U.S. Open Attendance Up From '16; USTA Earns Roughly $125M In Ticket Revenue
The two weeks of the U.S. Open drew 691,143 fans to Billie Jean King National Tennis Center this year, up from 688,542 fans last year, which was the event’s lowest mark since '11. The '15 event in Flushing Meadows drew 691,280 fans, while the tournament in '14 was the last to draw over 700,000 (713,026). Prior to '15, the U.S. Open had 26 sessions, whereas the event now has 24 sessions. (Austin Karp, Assistant Managing Editor). SPORTSBUSINESS JOURNAL's Daniel Kaplan reports the USTA took in roughly $125M in ticket revenue from this year's U.S. Open, up 8-9% from the year before and "again a record" even with "two fewer sessions." The USTA attributes some of the gain to the "ticket landscaping that the Open undertook: increasing premium-seat prices on average" 25%, but cutting them for 53% of the 23,771 seats in the main stadium. The USTA "cut those ticket prices in part to keep the event affordable" (SPORTSBUSINESS JOURNAL, 9/11 issue).

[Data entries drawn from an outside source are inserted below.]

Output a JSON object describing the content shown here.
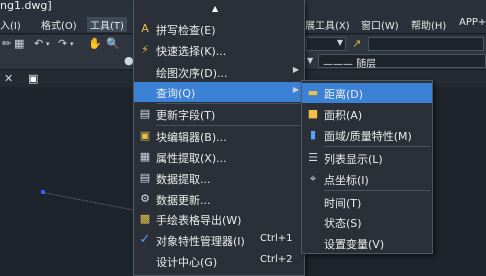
{
  "window": {
    "title": "ng1.dwg]"
  },
  "menubar": {
    "items": [
      "入(I)",
      "格式(O)",
      "工具(T)",
      "展工具(X)",
      "窗口(W)",
      "帮助(H)",
      "APP+"
    ]
  },
  "toolbar": {
    "layer_label": "随层"
  },
  "tools_menu": {
    "items": [
      {
        "icon": "spell-check-icon",
        "label": "拼写检查(E)",
        "shortcut": "",
        "submenu": false
      },
      {
        "icon": "quick-select-icon",
        "label": "快速选择(K)...",
        "shortcut": "",
        "submenu": false
      },
      {
        "icon": "",
        "label": "绘图次序(D)...",
        "shortcut": "",
        "submenu": true
      },
      {
        "icon": "",
        "label": "查询(Q)",
        "shortcut": "",
        "submenu": true
      },
      {
        "icon": "update-field-icon",
        "label": "更新字段(T)",
        "shortcut": "",
        "submenu": false
      },
      {
        "icon": "block-editor-icon",
        "label": "块编辑器(B)...",
        "shortcut": "",
        "submenu": false
      },
      {
        "icon": "attribute-extract-icon",
        "label": "属性提取(X)...",
        "shortcut": "",
        "submenu": false
      },
      {
        "icon": "data-extract-icon",
        "label": "数据提取...",
        "shortcut": "",
        "submenu": false
      },
      {
        "icon": "data-update-icon",
        "label": "数据更新...",
        "shortcut": "",
        "submenu": false
      },
      {
        "icon": "table-export-icon",
        "label": "手绘表格导出(W)",
        "shortcut": "",
        "submenu": false
      },
      {
        "icon": "checkmark-icon",
        "label": "对象特性管理器(I)",
        "shortcut": "Ctrl+1",
        "submenu": false
      },
      {
        "icon": "",
        "label": "设计中心(G)",
        "shortcut": "Ctrl+2",
        "submenu": false
      }
    ]
  },
  "query_submenu": {
    "items": [
      {
        "icon": "distance-icon",
        "label": "距离(D)"
      },
      {
        "icon": "area-icon",
        "label": "面积(A)"
      },
      {
        "icon": "region-mass-icon",
        "label": "面域/质量特性(M)"
      },
      {
        "icon": "list-icon",
        "label": "列表显示(L)"
      },
      {
        "icon": "point-coord-icon",
        "label": "点坐标(I)"
      },
      {
        "icon": "",
        "label": "时间(T)"
      },
      {
        "icon": "",
        "label": "状态(S)"
      },
      {
        "icon": "",
        "label": "设置变量(V)"
      }
    ]
  }
}
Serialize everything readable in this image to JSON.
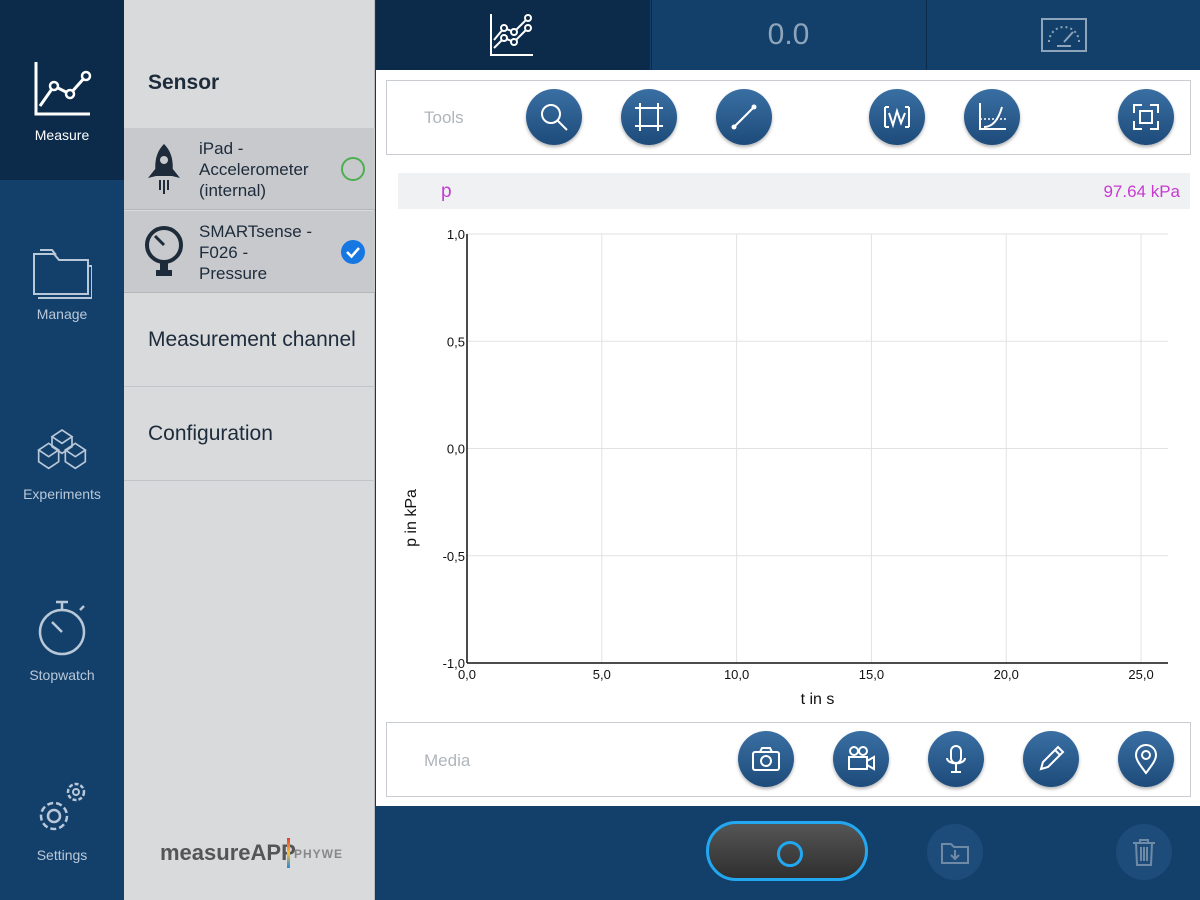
{
  "nav": {
    "measure": "Measure",
    "manage": "Manage",
    "experiments": "Experiments",
    "stopwatch": "Stopwatch",
    "settings": "Settings"
  },
  "side": {
    "title": "Sensor",
    "sensors": [
      {
        "name": "iPad -\nAccelerometer\n(internal)",
        "selected": false
      },
      {
        "name": "SMARTsense -\nF026    -\nPressure",
        "selected": true
      }
    ],
    "links": [
      "Measurement channel",
      "Configuration"
    ],
    "brand": "measureAPP",
    "brand_sub": "PHYWE"
  },
  "tabs": {
    "value_display": "0.0"
  },
  "toolbar": {
    "label": "Tools",
    "buttons": [
      "zoom-icon",
      "crop-icon",
      "line-tool-icon",
      "waveform-icon",
      "curve-fit-icon",
      "fullscreen-icon"
    ]
  },
  "channel": {
    "name": "p",
    "value": "97.64 kPa",
    "color": "#c63ad0"
  },
  "chart_data": {
    "type": "line",
    "xlabel": "t in s",
    "ylabel": "p in kPa",
    "xlim": [
      0,
      26
    ],
    "ylim": [
      -1,
      1
    ],
    "x_ticks": [
      "0,0",
      "5,0",
      "10,0",
      "15,0",
      "20,0",
      "25,0"
    ],
    "x_tick_values": [
      0,
      5,
      10,
      15,
      20,
      25
    ],
    "y_ticks": [
      "1,0",
      "0,5",
      "0,0",
      "-0,5",
      "-1,0"
    ],
    "y_tick_values": [
      1,
      0.5,
      0,
      -0.5,
      -1
    ],
    "grid": true,
    "series": []
  },
  "media": {
    "label": "Media",
    "buttons": [
      "camera-icon",
      "video-icon",
      "microphone-icon",
      "pencil-icon",
      "location-icon"
    ]
  },
  "colors": {
    "nav_bg": "#13406b",
    "nav_active": "#0c2b4a",
    "record_accent": "#22a8f0"
  }
}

HARD DAY'S NIGHT: In N.Y., Mike Lupica wrote the U.S. Open has to "take a hard look at the way it schedules its night program by next year." The "idea that three matches ending" at 2:00am ET at this year's tournament is "good for business is dumber than a bag of hammers." Lupica: "I keep hearing all this gushing about how 'electric' the late-night atmosphere is at the Open. Really?" The USTA also has to "do better with the day sessions" just so fans who have "paid those ridiculous prices to come be a part of ... all the electricity, don’t have to wait outside for an hour or more while the last long match of the day session is being completed." The scheduling this year was "as bad as it’s ever been, and that is saying plenty" (N.Y. DAILY NEWS, 9/10).